Nu? So What's In A Name?

Let’s start from the beginning of my troubles in life.

I was named after two of my ancestors, one who was already long since decomposed ,and the other who was soon to be dead if Nature had any direct say in the matter. In spite of the Ashkenazi superstition that forbids naming offspring after the living (the Sefardim have no problem with it), my father nevertheless felt it appropriate to offer me the name of a breathing, living human being.

The reason given for this custom is based on Jewish mysticism. There exists the notion that the neshama (soul) directly correlates to the name given, and if one is named after a deceased relation or friend, that name travels with the soul into the next incarnation which, in this case happened to be me. Kabala (Jewish mysticism) does speak a good deal about reincarnation, and the entire superstition is somewhat similar to spiritual ideas centered in genetic memory theories. One soul cannot share two live bodies and one of them has to ‘give up the ghost’ to accommodate the other.
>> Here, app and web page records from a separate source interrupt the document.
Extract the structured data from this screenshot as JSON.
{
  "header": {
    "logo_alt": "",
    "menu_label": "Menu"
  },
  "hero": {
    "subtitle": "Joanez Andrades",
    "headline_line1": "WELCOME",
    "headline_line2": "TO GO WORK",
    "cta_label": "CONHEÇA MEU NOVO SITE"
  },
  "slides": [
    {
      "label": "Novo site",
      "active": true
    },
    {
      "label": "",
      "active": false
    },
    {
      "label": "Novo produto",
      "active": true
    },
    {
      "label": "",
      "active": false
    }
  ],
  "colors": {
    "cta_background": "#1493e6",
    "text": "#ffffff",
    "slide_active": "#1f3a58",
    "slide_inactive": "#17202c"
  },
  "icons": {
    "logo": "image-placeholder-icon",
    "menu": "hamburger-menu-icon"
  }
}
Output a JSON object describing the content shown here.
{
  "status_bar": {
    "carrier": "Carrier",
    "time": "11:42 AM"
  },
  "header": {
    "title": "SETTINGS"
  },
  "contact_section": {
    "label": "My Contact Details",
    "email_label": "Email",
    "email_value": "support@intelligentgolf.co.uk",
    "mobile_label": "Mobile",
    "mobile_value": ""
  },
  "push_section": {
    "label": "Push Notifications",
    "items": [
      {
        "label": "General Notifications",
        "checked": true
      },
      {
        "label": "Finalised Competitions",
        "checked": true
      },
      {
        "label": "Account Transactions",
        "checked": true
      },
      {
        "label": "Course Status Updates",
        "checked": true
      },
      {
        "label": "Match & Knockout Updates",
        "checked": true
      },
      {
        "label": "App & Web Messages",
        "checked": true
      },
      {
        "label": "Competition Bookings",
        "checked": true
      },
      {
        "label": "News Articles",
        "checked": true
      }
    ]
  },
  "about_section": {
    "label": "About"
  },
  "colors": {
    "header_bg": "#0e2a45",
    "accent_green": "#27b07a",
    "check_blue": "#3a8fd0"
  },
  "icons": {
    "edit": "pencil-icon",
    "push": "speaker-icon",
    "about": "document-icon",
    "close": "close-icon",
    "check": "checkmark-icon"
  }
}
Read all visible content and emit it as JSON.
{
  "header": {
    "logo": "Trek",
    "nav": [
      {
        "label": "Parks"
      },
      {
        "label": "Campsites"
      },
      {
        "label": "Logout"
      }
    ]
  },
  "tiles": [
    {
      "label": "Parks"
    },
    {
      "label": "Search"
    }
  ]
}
I suppose that if the Sefardim were doing it all these years and there seemed to be little ill effect, then it shouldn’t be much of a karmic or psychological issue for a Chasidic kid from Brooklyn. It was still, however, a serious breach of minhag (custom) and some were likely to have questioned my father’s logic at the time, and had they wondered aloud, my father never would have heard it. He was ‘deaf as a post’, or at least that is what he led most people to believe. My father may have ‘lost’ his hearing, but his ‘selective hearing’ seemed to function perfectly.

So not only did my father willfully violate a cardinal rule in the naming of an Ashkenazic child, but he managed to also (why I’ll never know) choose the names of two people that nobody liked! Don’t be surprised by this. Much of my adolescent years were spent staring back at my father’s doings and asking myself (don’t ever ask him directly) “What was he thinking?”

If I wasn’t absolutely convinced that all this kabalistic and superstitious Jewish voodoo was complete nonsense, I would have two very good explanations as to why I turned out the way I did. First, having been named in violation of Jewish custom and second, with insult added to injury, after two people that few human beings, none from our family anyway, could tolerate! By virtue of a short and bloody ceremony (of which I have no conscious memory) I inherited the souls, traits, and personalities of those unpopular men. Wasn’t it bad enough that I already had their DNA?

I come to find out much later that I could have been a “Shaul” instead of a “Shlomo”. So why wasn’t I named “Shaul” after a relative that people adored? My father did share this bit of ‘logic’ with me when I was considering names for my first son, Nissim. Apparently, my father had a good friend living on the next street who also had a son named “Shaul” and, in order to avoid confusion between the boys, he chose to name me something else. Well, let’s put Father’s rationale in its proper context. That “Shaul” was already 6 years old when I was named, had an almost Mediterranean complexion, and black curly hair. (If only I were that handsome!)

So the reasoning behind my given name is so that I wouldn’t be confused with another kid in the neighborhood? I know my father was deaf, but blind, too? How the hell does one confuse one’s own child with another’s six years older and radically different in physical traits? To this day, I have yet to be mistaken for that particular individual, but one never knows what lies ahead. If my father was playing a cruel joke on me with that explanation, I certainly didn’t get it at the time.

See? I wasn’t kidding about why I was screwed from the get-go. You can’t make this stuff up. I also have yet to discover what exactly it was about these men that no one appreciated. Will I have to consult the mirror to find out?

Meshugas, you say? Well, I must agree!

Ok. I'm back for now.